• TASK DETAILS:
If pictures are present, leave them out, and copy the data word for word.

[Dataset records]
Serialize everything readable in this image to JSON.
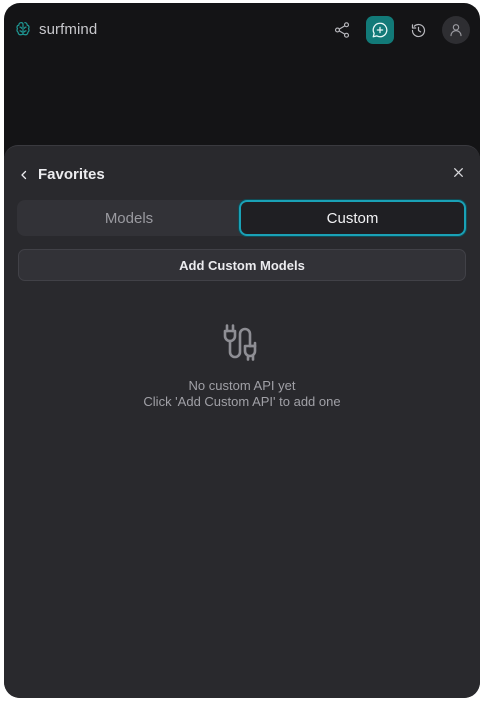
{
  "header": {
    "brand_name": "surfmind",
    "icons": {
      "brand": "brain-icon",
      "share": "share-icon",
      "new_chat": "new-chat-icon",
      "history": "history-icon",
      "avatar": "user-icon"
    },
    "accent_color": "#127a78"
  },
  "panel": {
    "title": "Favorites",
    "back_icon": "chevron-left-icon",
    "close_icon": "close-icon",
    "tabs": [
      {
        "label": "Models",
        "selected": false
      },
      {
        "label": "Custom",
        "selected": true
      }
    ],
    "add_button_label": "Add Custom Models",
    "empty_state": {
      "icon": "plug-icon",
      "line1": "No custom API yet",
      "line2": "Click 'Add Custom API' to add one"
    },
    "selected_tab_outline": "#1aa1b6"
  }
}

• THE ANSWER:
Serialize everything readable in this image to JSON.
{
  "header": {
    "brand_name": "surfmind",
    "icons": {
      "brand": "brain-icon",
      "share": "share-icon",
      "new_chat": "new-chat-icon",
      "history": "history-icon",
      "avatar": "user-icon"
    },
    "accent_color": "#127a78"
  },
  "panel": {
    "title": "Favorites",
    "back_icon": "chevron-left-icon",
    "close_icon": "close-icon",
    "tabs": [
      {
        "label": "Models",
        "selected": false
      },
      {
        "label": "Custom",
        "selected": true
      }
    ],
    "add_button_label": "Add Custom Models",
    "empty_state": {
      "icon": "plug-icon",
      "line1": "No custom API yet",
      "line2": "Click 'Add Custom API' to add one"
    },
    "selected_tab_outline": "#1aa1b6"
  }
}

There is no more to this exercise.